United States v. Cabrales Page 16

United States v. Cabrales general information

Media for United States v. Cabrales

Audio Transcription for Oral Argument - April 29, 1998 in United States v. Cabrales

Ruth Bader Ginsburg:

I'm not clear on your answer to that question.

You're talking about the Federal prosecutor, but murder would ordinarily be prosecuted by the State, and do you mean to say that the State prosecutor in Connecticut could not bring in the Connecticut State courts a murder charge when somebody dies in Connecticut, even though the poison was administered someplace else and the person stumbled home before he died?

John W. Rogers:

--I think that if you... I'm not... I... were... I don't think that if the person was shot in one district and then somehow they hopped on a plane and went somewhere else, I don't think that State would properly be able to try a murder prosecution there.

Anthony M. Kennedy:

Suppose that the defendant intends the... his acts to have effects which it's the object of the statute to prevent.

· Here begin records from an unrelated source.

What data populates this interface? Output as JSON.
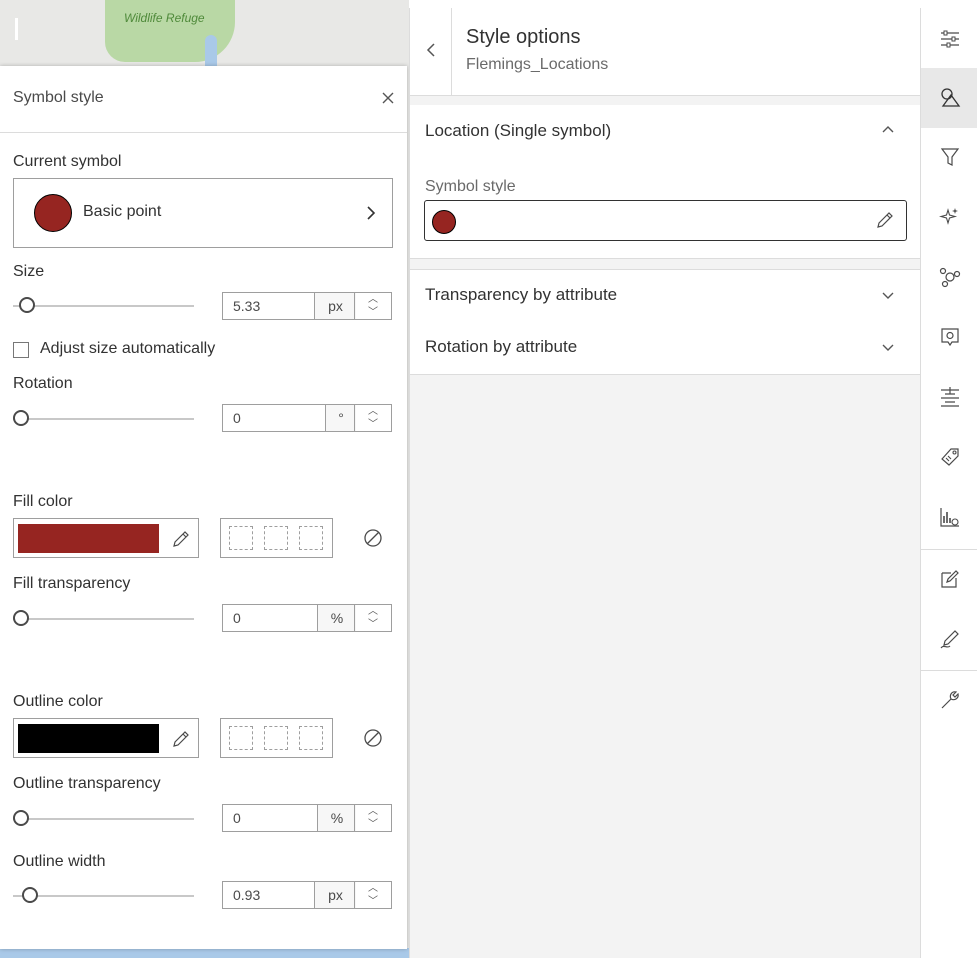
{
  "map": {
    "refuge_label": "Wildlife Refuge"
  },
  "symbol_panel": {
    "title": "Symbol style",
    "current_symbol": {
      "label": "Current symbol",
      "name": "Basic point",
      "color": "#962521"
    },
    "size": {
      "label": "Size",
      "value": "5.33",
      "unit": "px",
      "slider_fraction": 0.05
    },
    "adjust_size": {
      "label": "Adjust size automatically",
      "checked": false
    },
    "rotation": {
      "label": "Rotation",
      "value": "0",
      "unit": "°",
      "slider_fraction": 0.0
    },
    "fill_color": {
      "label": "Fill color",
      "color": "#962521"
    },
    "fill_transparency": {
      "label": "Fill transparency",
      "value": "0",
      "unit": "%",
      "slider_fraction": 0.0
    },
    "outline_color": {
      "label": "Outline color",
      "color": "#000000"
    },
    "outline_transparency": {
      "label": "Outline transparency",
      "value": "0",
      "unit": "%",
      "slider_fraction": 0.0
    },
    "outline_width": {
      "label": "Outline width",
      "value": "0.93",
      "unit": "px",
      "slider_fraction": 0.05
    }
  },
  "style_options": {
    "title": "Style options",
    "layer_name": "Flemings_Locations",
    "sections": {
      "location": {
        "title": "Location (Single symbol)",
        "expanded": true,
        "symbol_style_label": "Symbol style",
        "symbol_color": "#962521"
      },
      "transparency": {
        "title": "Transparency by attribute",
        "expanded": false
      },
      "rotation": {
        "title": "Rotation by attribute",
        "expanded": false
      }
    }
  },
  "toolbar": {
    "tools": [
      "properties-icon",
      "styles-icon",
      "filter-icon",
      "effects-icon",
      "clustering-icon",
      "pop-ups-icon",
      "labels-icon",
      "fields-icon",
      "charts-icon",
      "edit-icon",
      "sketch-icon",
      "configure-icon"
    ],
    "active": "styles-icon"
  }
}
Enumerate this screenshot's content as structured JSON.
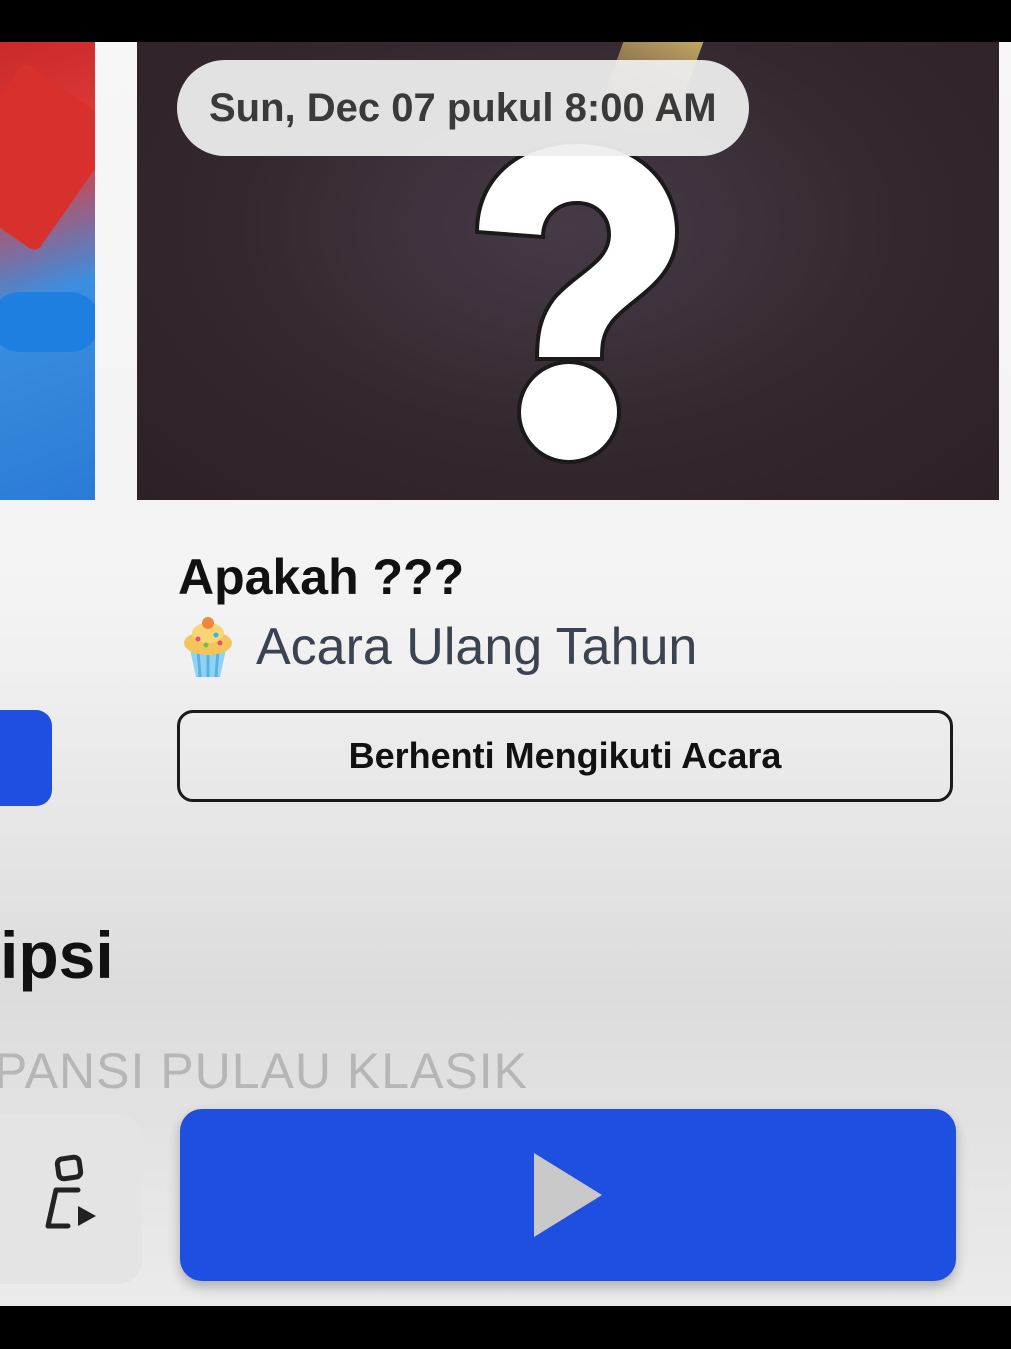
{
  "event": {
    "date_label": "Sun, Dec 07 pukul 8:00 AM",
    "title": "Apakah ???",
    "category": "Acara Ulang Tahun",
    "category_icon": "cupcake-icon"
  },
  "actions": {
    "unfollow_label": "Berhenti Mengikuti Acara"
  },
  "description": {
    "heading": "ipsi",
    "text": "PANSI PULAU KLASIK"
  },
  "bottom_bar": {
    "secondary_icon": "shapes-play-icon",
    "play_icon": "play-icon"
  },
  "colors": {
    "primary_blue": "#1f4fe0",
    "card_dark": "#34282f"
  }
}
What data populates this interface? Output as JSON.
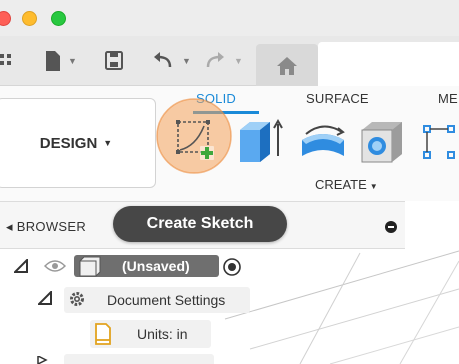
{
  "ribbon": {
    "workspace_label": "DESIGN",
    "tabs": [
      {
        "label": "SOLID",
        "active": true
      },
      {
        "label": "SURFACE",
        "active": false
      },
      {
        "label": "ME",
        "active": false
      }
    ],
    "group_label": "CREATE"
  },
  "tooltip": {
    "text": "Create Sketch"
  },
  "browser": {
    "title": "BROWSER",
    "root_label": "(Unsaved)",
    "settings_label": "Document Settings",
    "units_label": "Units: in"
  },
  "colors": {
    "accent": "#1a8ad8",
    "highlight": "#f4a25b",
    "tooltip_bg": "#474747"
  }
}
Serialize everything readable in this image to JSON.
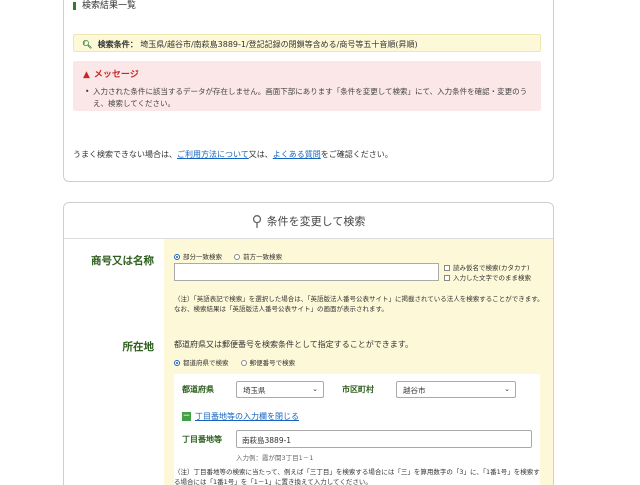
{
  "result": {
    "title": "検索結果一覧",
    "search_condition_label": "検索条件：",
    "search_condition_value": "埼玉県/越谷市/南萩島3889-1/登記記録の閉鎖等含める/商号等五十音順(昇順)",
    "message_heading": "メッセージ",
    "message_text": "入力された条件に該当するデータが存在しません。画面下部にあります「条件を変更して検索」にて、入力条件を確認・変更のうえ、検索してください。",
    "help_prefix": "うまく検索できない場合は、",
    "help_link1": "ご利用方法について",
    "help_middle": "又は、",
    "help_link2": "よくある質問",
    "help_suffix": "をご確認ください。"
  },
  "search": {
    "heading": "条件を変更して検索",
    "name": {
      "label": "商号又は名称",
      "radio_partial": "部分一致検索",
      "radio_prefix": "前方一致検索",
      "input_value": "",
      "check_kana": "読み仮名で検索(カタカナ)",
      "check_exact": "入力した文字でのまま検索",
      "note": "（注）「英語表記で検索」を選択した場合は、「英語版法人番号公表サイト」に掲載されている法人を検索することができます。なお、検索結果は「英語版法人番号公表サイト」の画面が表示されます。"
    },
    "location": {
      "label": "所在地",
      "intro": "都道府県又は郵便番号を検索条件として指定することができます。",
      "radio_pref": "都道府県で検索",
      "radio_zip": "郵便番号で検索",
      "pref_label": "都道府県",
      "pref_value": "埼玉県",
      "city_label": "市区町村",
      "city_value": "越谷市",
      "toggle_link": "丁目番地等の入力欄を閉じる",
      "chome_label": "丁目番地等",
      "chome_value": "南萩島3889-1",
      "chome_hint": "入力例：霞が関3丁目1－1",
      "note": "（注）丁目番地等の検索に当たって、例えば「三丁目」を検索する場合には「三」を算用数字の「3」に、「1番1号」を検索する場合には「1番1号」を「1－1」に置き換えて入力してください。"
    }
  }
}
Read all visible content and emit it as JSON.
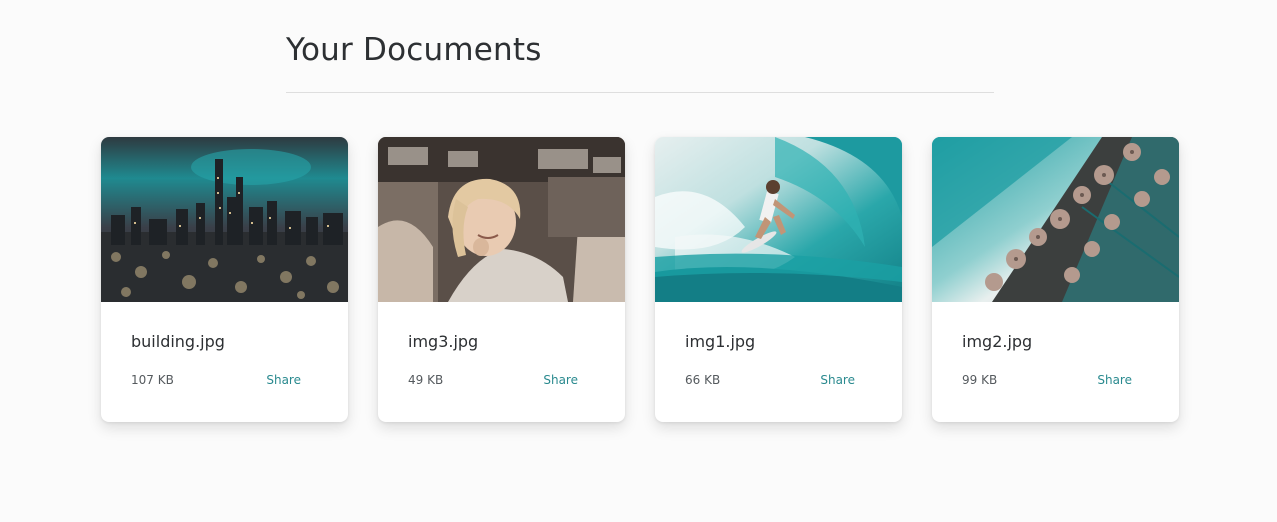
{
  "header": {
    "title": "Your Documents"
  },
  "documents": [
    {
      "name": "building.jpg",
      "size": "107 KB",
      "share_label": "Share",
      "thumbnail": "city-night-skyline"
    },
    {
      "name": "img3.jpg",
      "size": "49 KB",
      "share_label": "Share",
      "thumbnail": "smiling-woman"
    },
    {
      "name": "img1.jpg",
      "size": "66 KB",
      "share_label": "Share",
      "thumbnail": "surfer-wave"
    },
    {
      "name": "img2.jpg",
      "size": "99 KB",
      "share_label": "Share",
      "thumbnail": "beach-umbrellas-aerial"
    }
  ],
  "colors": {
    "accent": "#2a8a8f",
    "title": "#2d3033",
    "teal": "#1a9ba0"
  }
}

I'm thinking of your answer in which the widow grieves in some other State, but that... it's not the object of the statute to prevent those effects, but suppose in this case the object of the statute was to make sure that this drug ring could continue to operate effectively.

John W. Rogers:

Well, if the statute was--

Anthony M. Kennedy:

And there was proof to that effect.

John W. Rogers:

--Sure.

If the statute was defined as then causing the narcotics enterprise to continue their activities by agreeing to launder their money, I think in that sense that they properly could be tried there.

Of course, that's an entirely different crime than what the Government's charged Ms. Cabrales with in this case.

They charge her with the substantive act of engaging in a financial transaction with... under certain circumstances with dirty money.

That is a far cry from a situation where someone's... someone where the statute's defined in the terms of causing a drug enterprise or a narcotics enterprise to continue.

And, in fact, they wouldn't be able to prosecute her under this statute because she... the money laundering, even if it did occur, didn't cause any drug enterprise to continue at all.

They were... the narcotics... as the Government points out, they've been convicted and tried.

It's clearly stopped.

The money laundering was something that happened after the fact.

Ruth Bader Ginsburg:

Mr. Rogers, one aspect of this puzzles me and that is, this is presented to us as a very clean case.

She's been charged just with the money laundering in those counts, nothing with transporting it, and in reality usually these questions don't come up because it is a continuing offense.

She's involved in the original trafficking, she's involved in transporting it someplace else and in, finally, the money laundering, the beginning, the middle and the end.

But here, it was just presented so cleanly that the... that no, she had nothing to do with transporting the money.

She didn't have anything to do with the original sales.

That seemed to me odd.

John W. Rogers:

Well, in that situation, in the crime you're talking about, you've got a... you could have a conspiracy to launder money, or a conspiracy to distribute drugs.

Ruth Bader Ginsburg:

Who did transport this money?

How is it that she had nothing to do with that?

John W. Rogers:

I... frankly, I don't know who transported the money.

I... there hasn't been a trial on this.

Antonin Scalia:

Your answer should be, what money?

[Laughter]

John W. Rogers:

Assuming the money was transported... assuming the money was transported, that has nothing to do with the substantive violation of money laundering.